**ABOUT THIS EXERCISE:** Among the entries that follow, some lines contain the word "true". Show all of them.
___
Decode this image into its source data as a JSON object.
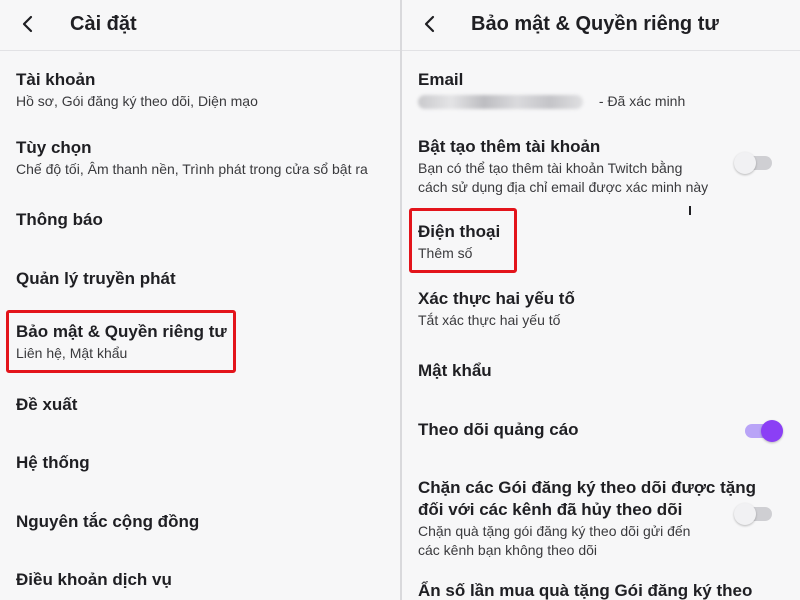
{
  "left_screen": {
    "title": "Cài đặt",
    "items": [
      {
        "title": "Tài khoản",
        "subtitle": "Hồ sơ, Gói đăng ký theo dõi, Diện mạo"
      },
      {
        "title": "Tùy chọn",
        "subtitle": "Chế độ tối, Âm thanh nền, Trình phát trong cửa sổ bật ra"
      },
      {
        "title": "Thông báo"
      },
      {
        "title": "Quản lý truyền phát"
      },
      {
        "title": "Bảo mật & Quyền riêng tư",
        "subtitle": "Liên hệ, Mật khẩu",
        "highlighted": true
      },
      {
        "title": "Đề xuất"
      },
      {
        "title": "Hệ thống"
      },
      {
        "title": "Nguyên tắc cộng đồng"
      },
      {
        "title": "Điều khoản dịch vụ"
      }
    ]
  },
  "right_screen": {
    "title": "Bảo mật & Quyền riêng tư",
    "email": {
      "title": "Email",
      "status": "- Đã xác minh"
    },
    "multi_account": {
      "title": "Bật tạo thêm tài khoản",
      "description": [
        "Bạn có thể tạo thêm tài khoản Twitch bằng",
        "cách sử dụng địa chỉ email được xác minh này"
      ],
      "enabled": false
    },
    "phone": {
      "title": "Điện thoại",
      "subtitle": "Thêm số",
      "highlighted": true
    },
    "two_factor": {
      "title": "Xác thực hai yếu tố",
      "subtitle": "Tắt xác thực hai yếu tố"
    },
    "password": {
      "title": "Mật khẩu"
    },
    "ad_tracking": {
      "title": "Theo dõi quảng cáo",
      "enabled": true
    },
    "block_gifts": {
      "title": [
        "Chặn các Gói đăng ký theo dõi được tặng",
        "đối với các kênh đã hủy theo dõi"
      ],
      "description": [
        "Chặn quà tặng gói đăng ký theo dõi gửi đến",
        "các kênh bạn không theo dõi"
      ],
      "enabled": false
    },
    "hide_gift_count": {
      "title": "Ẩn số lần mua quà tặng Gói đăng ký theo"
    }
  },
  "colors": {
    "highlight": "#e3141b",
    "toggle_on": "#8b3ff5",
    "background": "#f7f7f8"
  },
  "icons": {
    "back": "chevron-left-icon"
  }
}
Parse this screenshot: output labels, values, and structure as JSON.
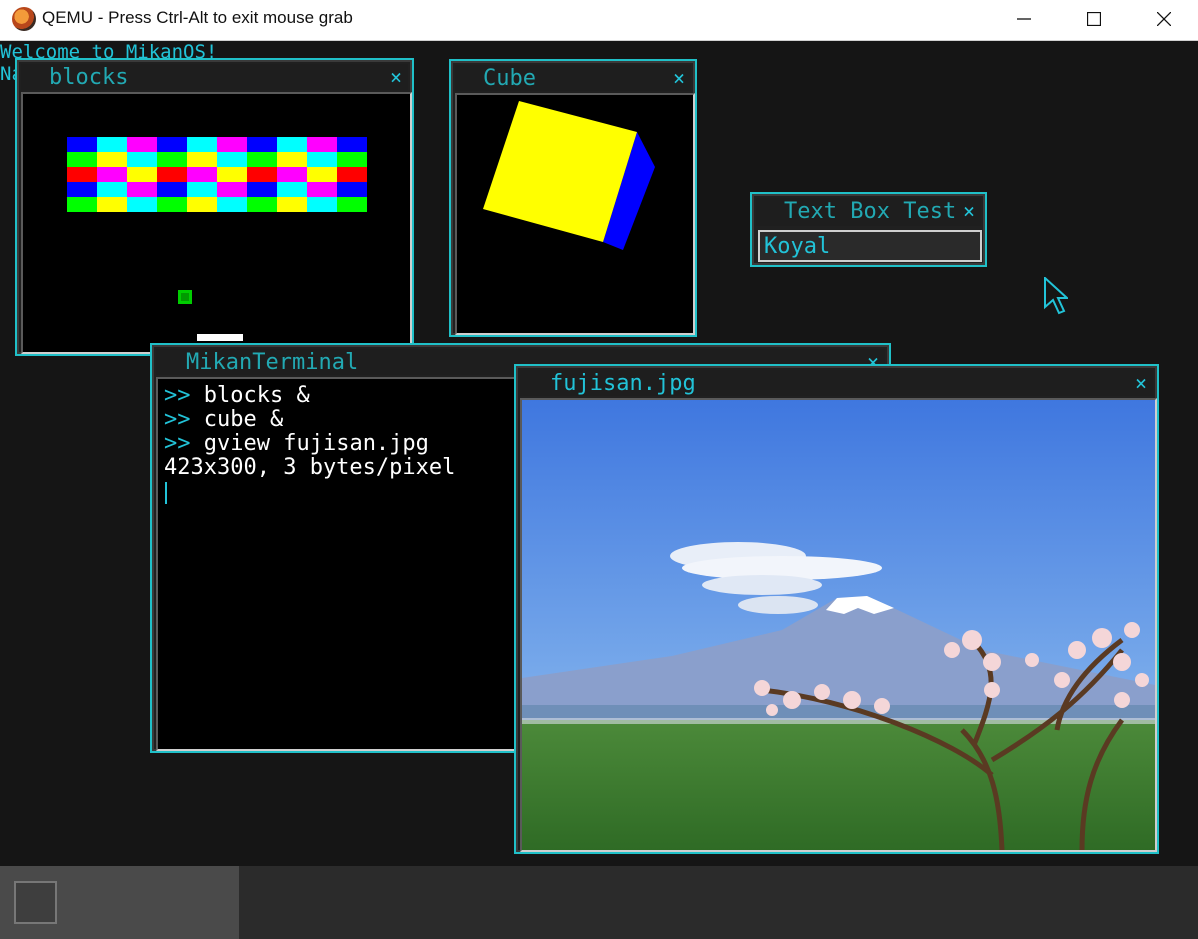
{
  "window": {
    "title": "QEMU - Press Ctrl-Alt to exit mouse grab"
  },
  "console": {
    "line1": "Welcome to MikanOS!",
    "line2": "Na"
  },
  "blocks": {
    "title": "blocks",
    "close_glyph": "×",
    "colors": {
      "blue": "#0000ff",
      "cyan": "#00ffff",
      "magenta": "#ff00ff",
      "green": "#00ff00",
      "yellow": "#ffff00",
      "red": "#ff0000"
    },
    "rows": [
      [
        "blue",
        "cyan",
        "magenta",
        "blue",
        "cyan",
        "magenta",
        "blue",
        "cyan",
        "magenta",
        "blue"
      ],
      [
        "green",
        "yellow",
        "cyan",
        "green",
        "yellow",
        "cyan",
        "green",
        "yellow",
        "cyan",
        "green"
      ],
      [
        "red",
        "magenta",
        "yellow",
        "red",
        "magenta",
        "yellow",
        "red",
        "magenta",
        "yellow",
        "red"
      ],
      [
        "blue",
        "cyan",
        "magenta",
        "blue",
        "cyan",
        "magenta",
        "blue",
        "cyan",
        "magenta",
        "blue"
      ],
      [
        "green",
        "yellow",
        "cyan",
        "green",
        "yellow",
        "cyan",
        "green",
        "yellow",
        "cyan",
        "green"
      ]
    ]
  },
  "cube": {
    "title": "Cube",
    "close_glyph": "×",
    "face_color": "#ffff00",
    "side_color": "#0000ff"
  },
  "textbox": {
    "title": "Text Box Test",
    "close_glyph": "×",
    "value": "Koyal"
  },
  "terminal": {
    "title": "MikanTerminal",
    "close_glyph": "×",
    "lines": [
      {
        "prompt": ">> ",
        "text": "blocks &"
      },
      {
        "prompt": ">> ",
        "text": "cube &"
      },
      {
        "prompt": ">> ",
        "text": "gview fujisan.jpg"
      },
      {
        "prompt": "",
        "text": "423x300, 3 bytes/pixel"
      }
    ]
  },
  "gview": {
    "title": "fujisan.jpg",
    "close_glyph": "×"
  },
  "accent_color": "#20c0c8"
}
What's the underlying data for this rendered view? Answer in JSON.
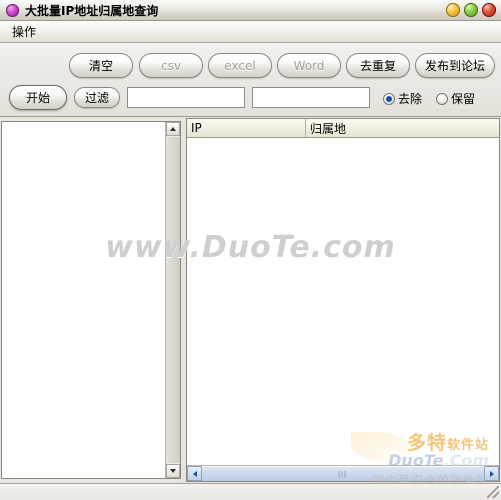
{
  "window": {
    "title": "大批量IP地址归属地查询",
    "icon": "app-globe-icon",
    "controls": {
      "minimize": "minimize",
      "maximize": "maximize",
      "close": "close"
    }
  },
  "menubar": {
    "items": [
      {
        "label": "操作"
      }
    ]
  },
  "toolbar": {
    "row1": [
      {
        "label": "清空",
        "disabled": false
      },
      {
        "label": "csv",
        "disabled": true
      },
      {
        "label": "excel",
        "disabled": true
      },
      {
        "label": "Word",
        "disabled": true
      },
      {
        "label": "去重复",
        "disabled": false
      },
      {
        "label": "发布到论坛",
        "disabled": false
      }
    ],
    "row2": {
      "start_label": "开始",
      "filter_label": "过滤",
      "input1_value": "",
      "input1_placeholder": "",
      "input2_value": "",
      "input2_placeholder": "",
      "radios": [
        {
          "label": "去除",
          "selected": true
        },
        {
          "label": "保留",
          "selected": false
        }
      ]
    }
  },
  "main": {
    "left_panel": {
      "name": "ip-input-textarea",
      "value": ""
    },
    "table": {
      "columns": [
        {
          "label": "IP"
        },
        {
          "label": "归属地"
        }
      ],
      "rows": []
    }
  },
  "watermark": {
    "text": "www.DuoTe.com",
    "logo_cn_main": "多特",
    "logo_cn_sub": "软件站",
    "logo_en_main": "DuoTe",
    "logo_en_sub": ".Com",
    "logo_tagline": "国内最安全的软件站"
  },
  "statusbar": {
    "text": ""
  },
  "colors": {
    "titlebar_text": "#000000",
    "accent_radio": "#1d4fa0",
    "header_bg": "#f1efe0",
    "disabled_text": "#a6a39c",
    "logo_orange": "#f0a22a",
    "logo_blue": "#9fb6d8"
  }
}
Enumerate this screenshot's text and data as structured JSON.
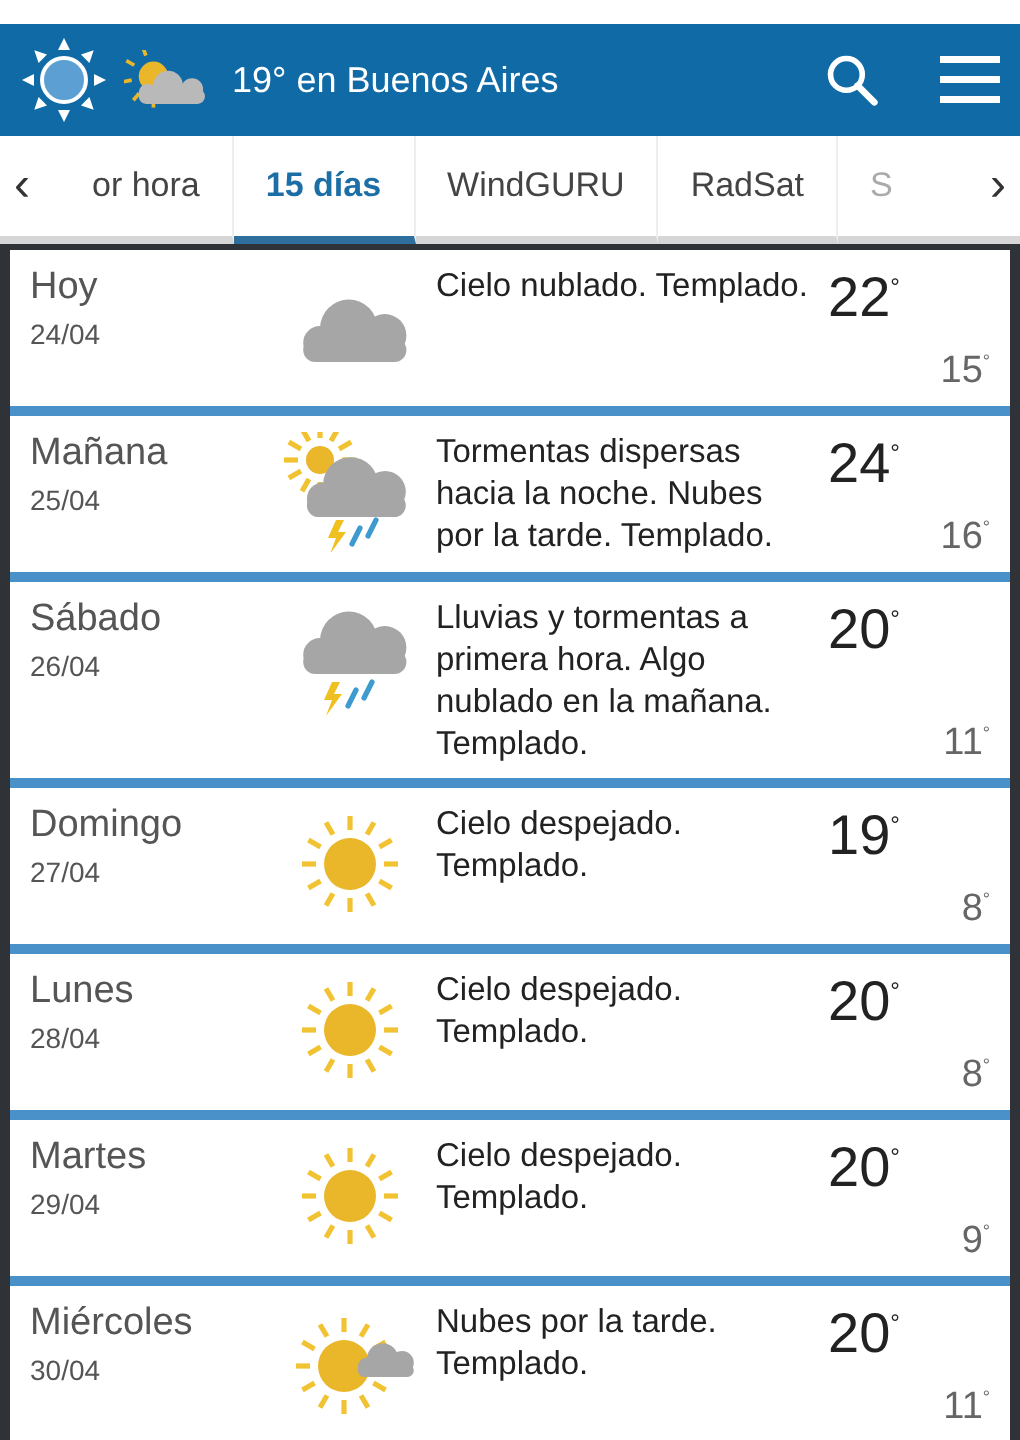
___
**RESPONSE AREA:**
        "highlighted": true
      "highlighted": true
      "enabled": true
        "disabled": true
        "disabled": true
        "disabled": true
          "selected": true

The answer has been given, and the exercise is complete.